Wizards of the Coast, publisher of Dungeons & Dragons, announced today that they will no longer be pursuing deauthorization of the Open Gaming License 1.0a, abandoning plans previously stated in the drafted OGL 1.2. This statement comes after relentless fan backlash against the decision to try to “deauthorize”1 the long-standing agreement between WotC and third party publishers. After three weeks of near constant pressure, it appears as if Wizards of the Coast has figured out that they don’t have enough control over the situation to actually win it.
Fans, and lawyers, and fans who are lawyers, along with former vice president of Wizards of the Coast Ryan Dancy, who headed the team that created the OGL in the first place, disagree with WotC that it is even possible to deauthorize the OGL 1.0a.
Brink said in the statement that “these live survey results are clear. You want OGL 1.0a. You want irrevocability. You like Creative Commons.” This sentiment was expressed so overwhelmingly in the playtest OGL 1.2 that Wizards of the Coast had to pay attention. Originally they were going to keep the playtest open for two weeks, however Brink writes, “the feedback is in such high volume and its direction is so plain that we’re acting now.”
The ramifications of the concessions D&DBeyond makes in this announcement are profound. What they are now saying is this:
- They will not attempt to deauthorize the OGL 1.0a
- They are putting the entirety of the Systems Reference Document for D&D 5.1 into the Creative Commons where it can never be clawed back again.
- They are abandoning its previously-stated intentions to squeeze out competition for Virtual Tabletops.
What’s astounding about all this is that the crusades that Wizards of the Coast was fighting have now all been abandoned in their entirety. Everyone thought WotC would not — indeed, could not — budge on their demands. The obfuscation, dissembling and outright lies in their previous statements suggested that WotC planned to win the conflict at any cost, the future of D&D and their own reputation be damned.
One thing to note is that Brink states that putting the entire 400-page SRD into the Creative Commons means that fans don’t need to “take [Dungeons & Dragons’] word for it.” That Brink would explicitly acknowledge the lack of trust between fans and publishers and Wizards of the Coast is incredible.
Finally, the company finished the statement with an olive branch, publishing the SRD immediately, and stating, “Here’s a PDF of SRD 5.1 with the Creative Commons license. By simply publishing it, we place it under an irrevocable Creative Commons license. We’ll get it hosted in a more convenient place next week. It was important that we take this step now, so there’s no question.”
WotC CEO Cynthia Williams was trying to set up Dungeons and Dragons so it could be monetized in the same way video games are, with microtransactions. This makes sense, because prior to joining WotC ten months ago, she was in charge of Microsoft’s Gaming Ecosystem Commercial Team (her boss Chris Cocks, who ascended from WotC to become the president of Hasbro, also came from Microsoft).

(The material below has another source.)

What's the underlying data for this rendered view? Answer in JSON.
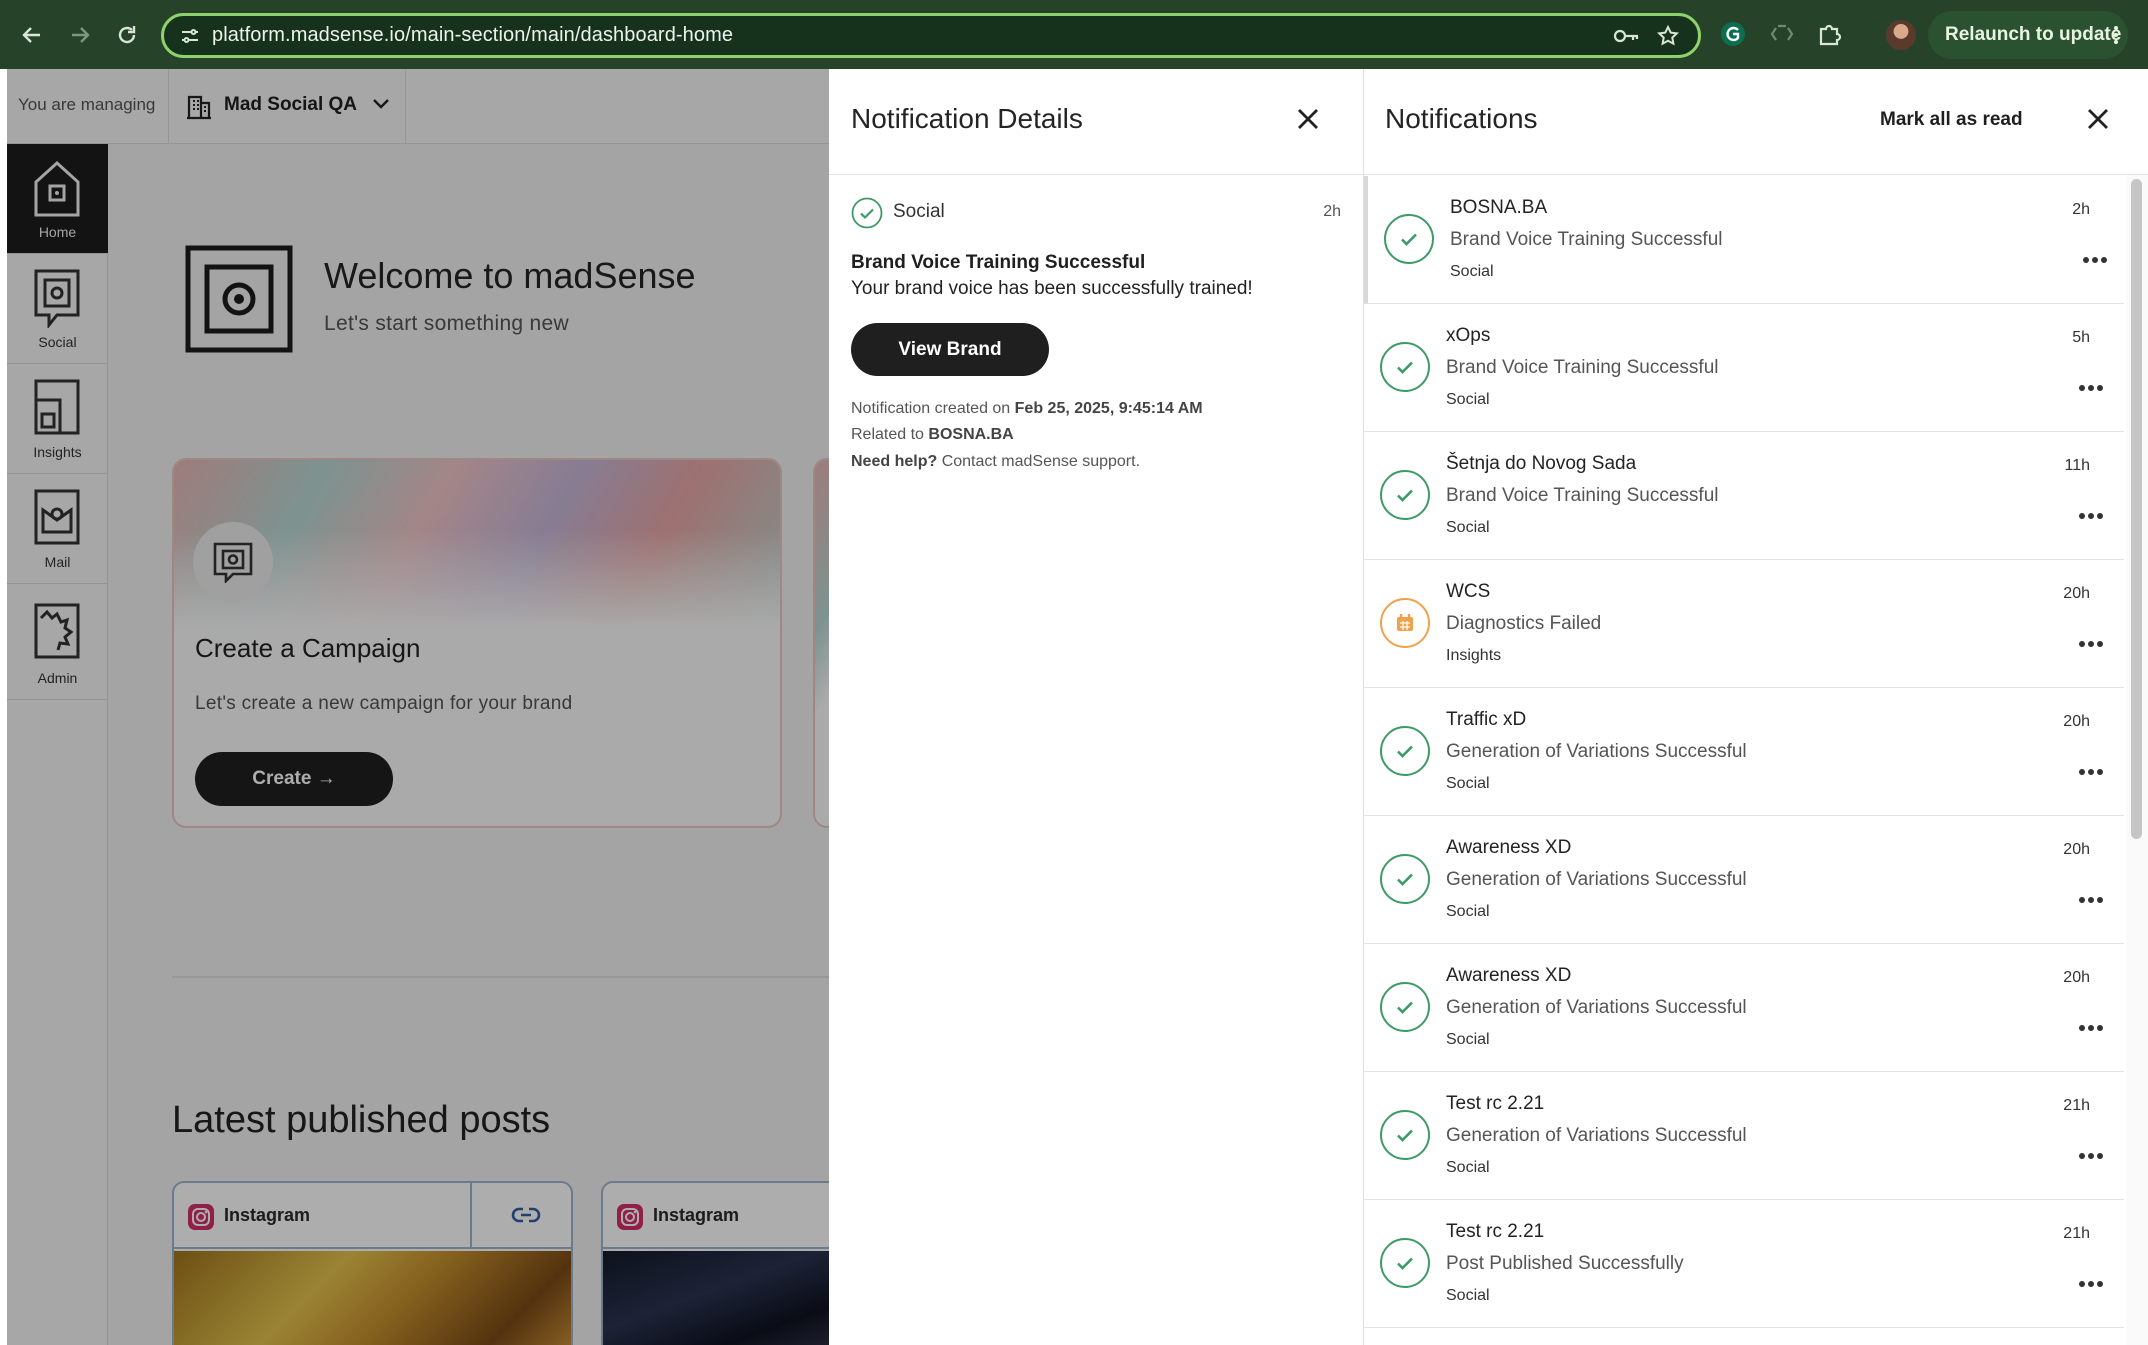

The only problem with that idea — well, not the only problem, but a big glaring one — is that you can’t really take a game that can be played over a coffee table with paper, pencils and funny shaped dice and force people to stop playing it that way after they’ve been doing it for 40 years. The fact that she didn’t understand what D&D even was points out just how much trouble Hasbro is likely to be in from this moving forward.
Third party publishers had been preparing to mobilize as early as mid-2022 when Kobold Press began work on their Project Black Flag, a new gaming system that would rival Dungeons & Dragons but not be subject to WotC control. Once the leaks happened to confirm their suspicions about WotC’s plans, fans mobilized en masse. At last report, 40,000+ subscribers quit the D&DBeyond service, and did it so fast they actually crashed their servers.
The TTRPG world is waiting to see what WotC actually does with the new OGL2 The SRD being released in its entirety under the Creative Commons license is a gesture of good faith that pours oil on troubled waters, but the fans, the publishers and their lawyers are all watching to see what Wizards does with this and how they do it.
The fans definitely have Hasbro’s undivided attention at this point. Hasbro has laid off about 10% of their workforce to soften the blow of the upcoming 4Q report in February, and on January 27 their stock price dropped about 7.5% in a single day.
1 “Deauthorization” is not a concept that exists in contract law, nor is it described in the OGL as a process that could occur. There is also the matter of Promissory Estoppel, which prevents participants in a contract from changing their minds afterwards. Many legal experts suggest that because of these three facts, WotC has no power to revoke the OGL. The question of whether or not any company can “deauthorize” a contract in this way will now not be tested in court, and we may never see the matter crop up again.
2 Public opinion identifies the fact that a license is not “open” if one party claims to be able to dictate who can use it and who can’t. The OGL 1.2 draft contains language that attempted to do that.
SCIFI.radio is listener supported sci-fi geek culture radio, and operates almost exclusively via the generous contributions of our fans via our Patreon campaign. If you like, you can also use our tip jar and send us a little something to help support the many fine creatives that make this station possible.